Find the word "JSON" in the data below and copy each line that holds it.

##############################

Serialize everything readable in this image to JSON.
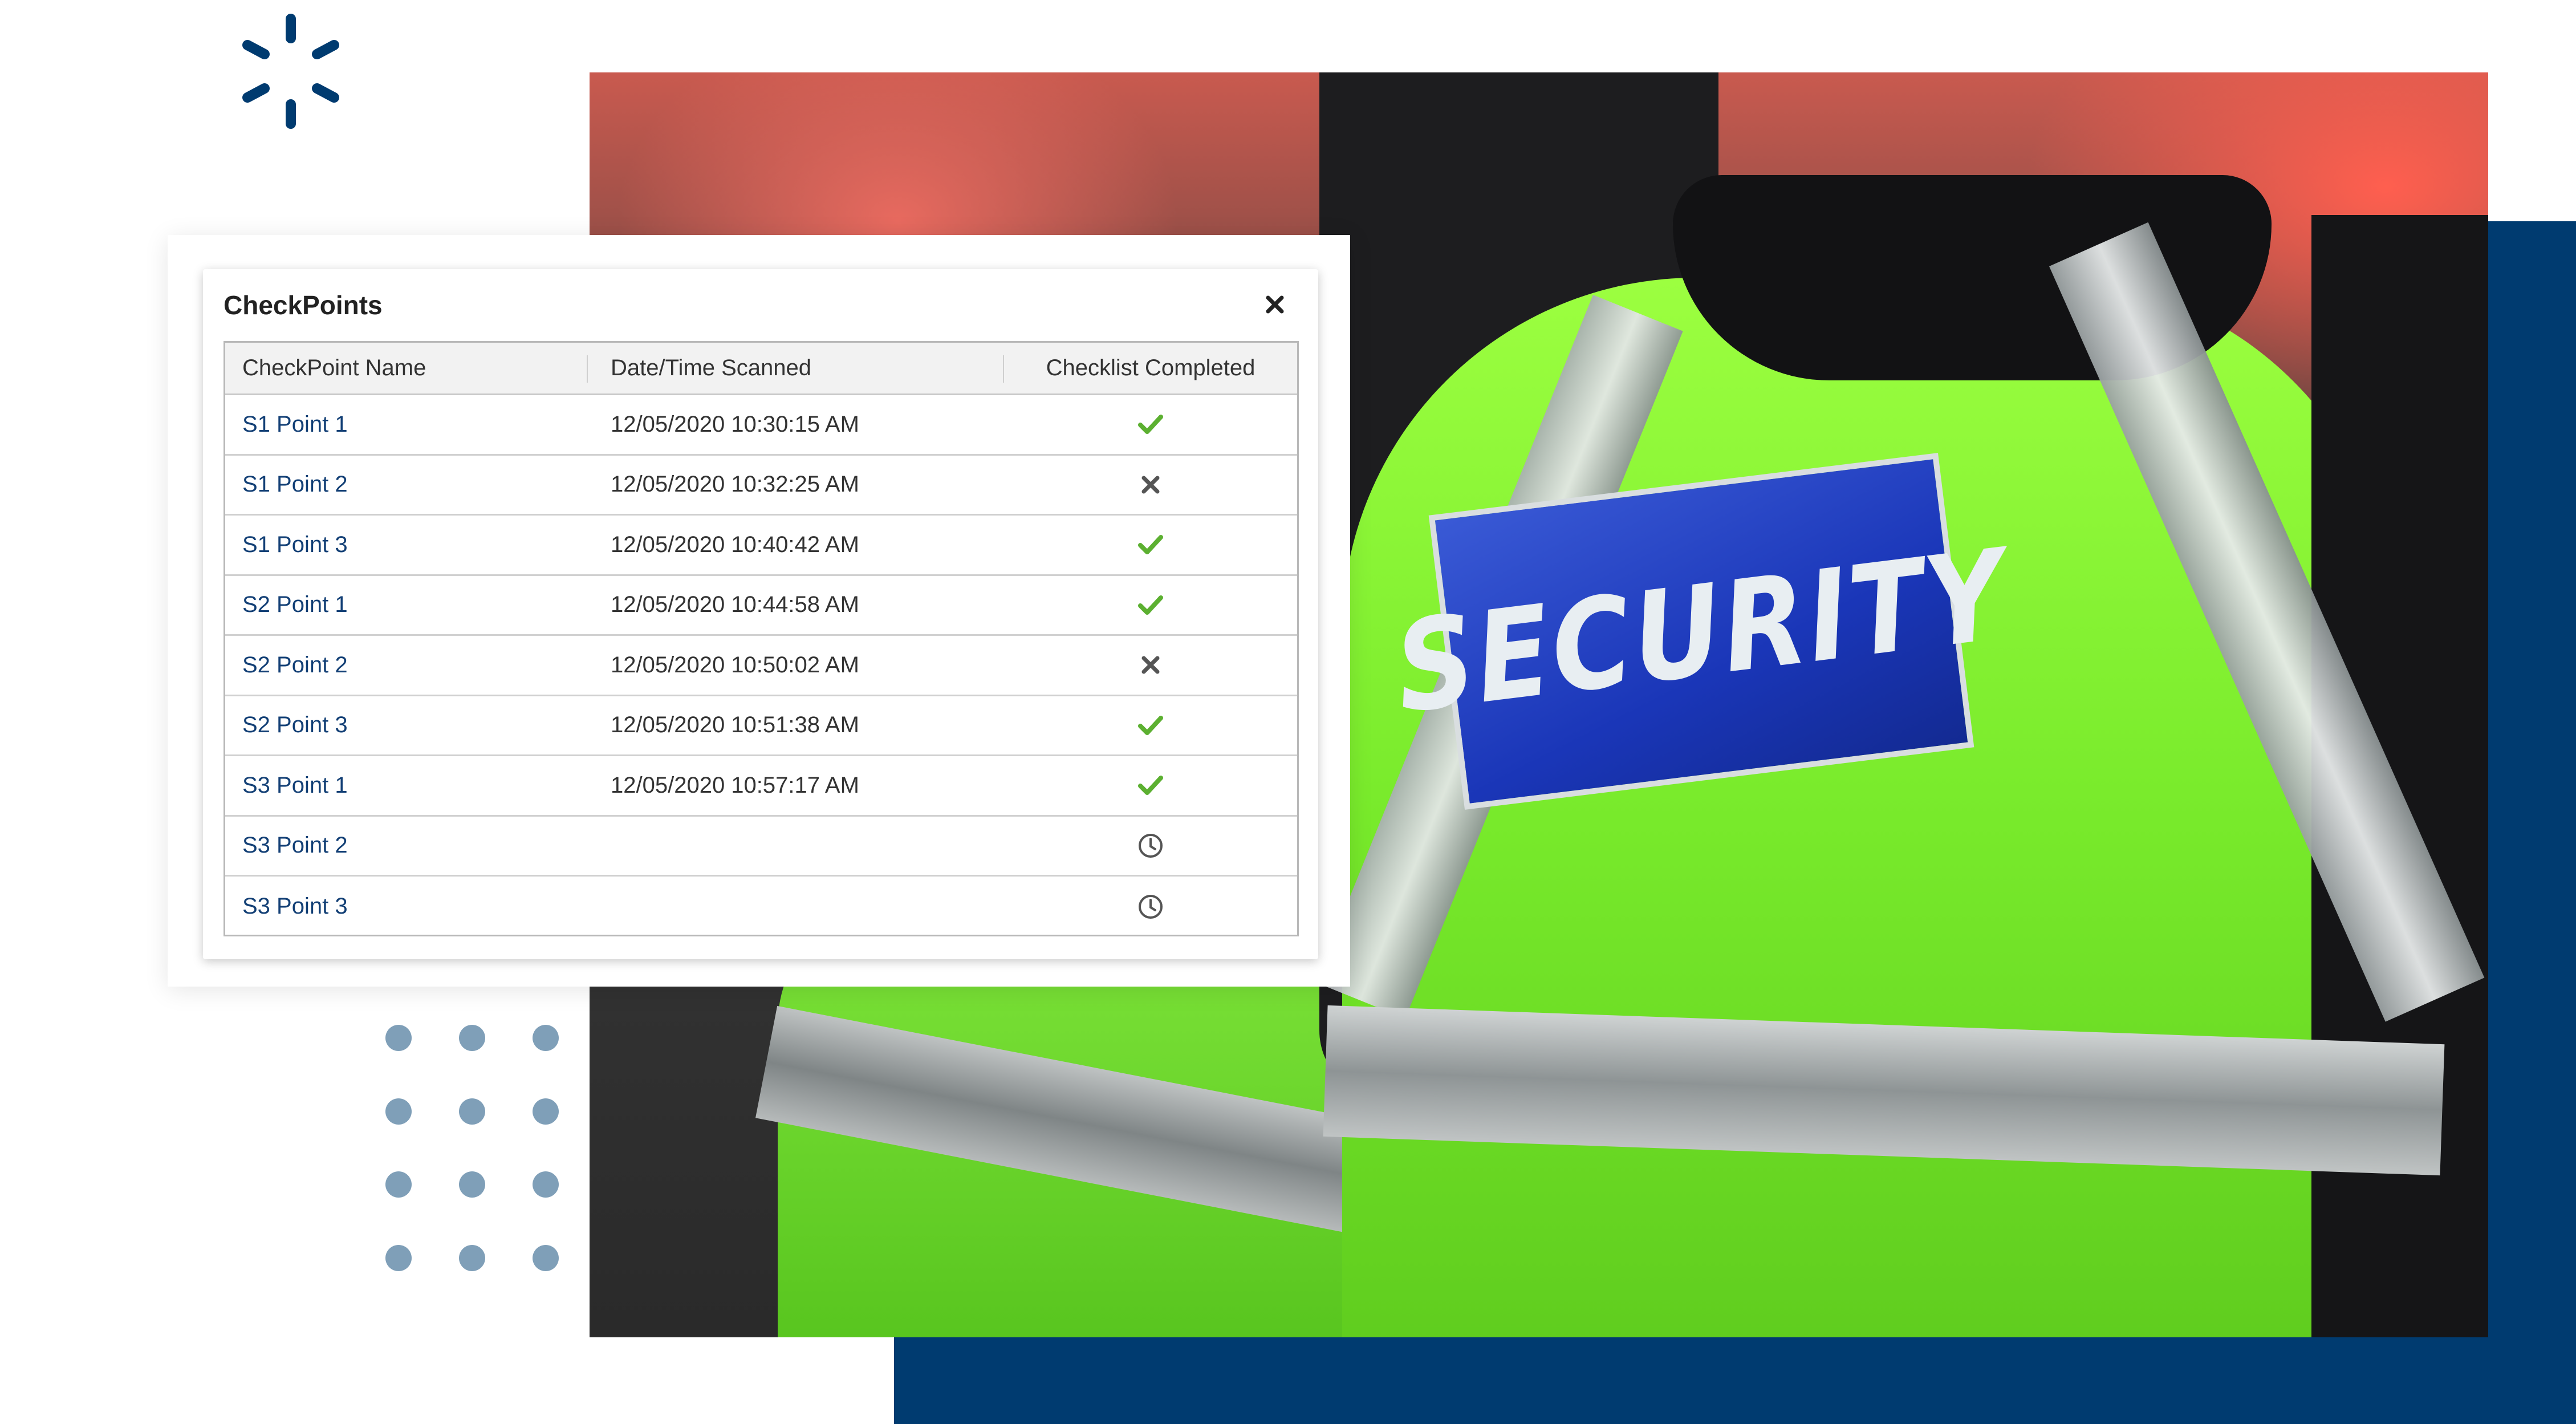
{
  "colors": {
    "navy": "#003b70",
    "link": "#123f75",
    "check_green": "#5cb031",
    "cross_gray": "#555555",
    "dot_gray_blue": "#7f9fb8"
  },
  "card": {
    "title": "CheckPoints",
    "close_icon": "close-icon"
  },
  "table": {
    "headers": [
      "CheckPoint Name",
      "Date/Time Scanned",
      "Checklist Completed"
    ],
    "rows": [
      {
        "name": "S1 Point 1",
        "scanned": "12/05/2020 10:30:15 AM",
        "status": "check"
      },
      {
        "name": "S1 Point 2",
        "scanned": "12/05/2020 10:32:25 AM",
        "status": "cross"
      },
      {
        "name": "S1 Point 3",
        "scanned": "12/05/2020 10:40:42 AM",
        "status": "check"
      },
      {
        "name": "S2 Point 1",
        "scanned": "12/05/2020 10:44:58 AM",
        "status": "check"
      },
      {
        "name": "S2 Point 2",
        "scanned": "12/05/2020 10:50:02 AM",
        "status": "cross"
      },
      {
        "name": "S2 Point 3",
        "scanned": "12/05/2020 10:51:38 AM",
        "status": "check"
      },
      {
        "name": "S3 Point 1",
        "scanned": "12/05/2020 10:57:17 AM",
        "status": "check"
      },
      {
        "name": "S3 Point 2",
        "scanned": "",
        "status": "pending"
      },
      {
        "name": "S3 Point 3",
        "scanned": "",
        "status": "pending"
      }
    ]
  },
  "photo": {
    "patch_text": "SECURITY"
  }
}
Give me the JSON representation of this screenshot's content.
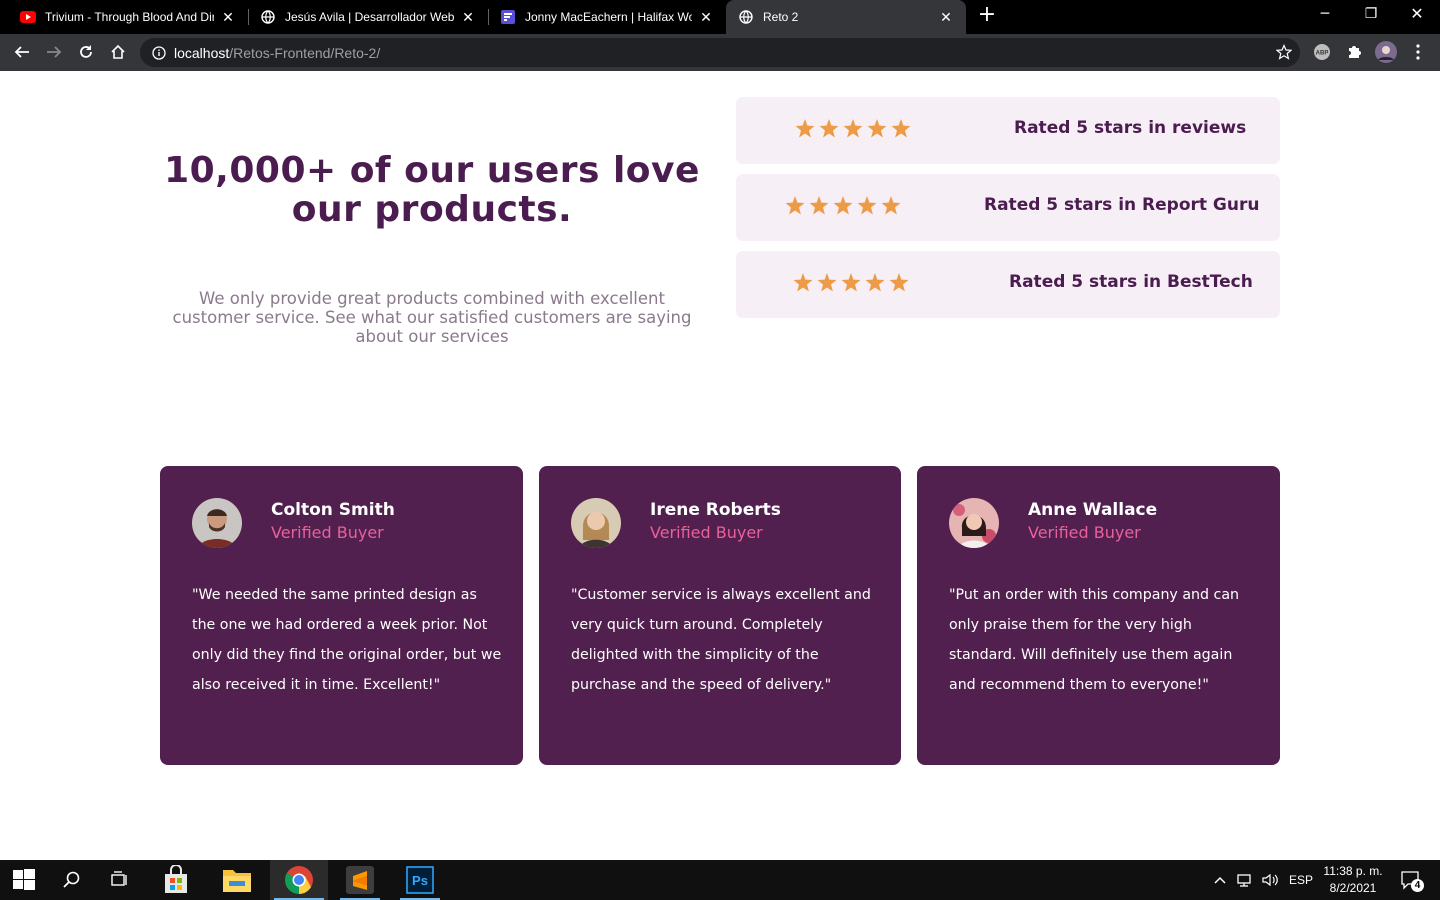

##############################

▶ Your response
Serialize everything readable in this image to JSON.
Give me the JSON representation of this screenshot's content.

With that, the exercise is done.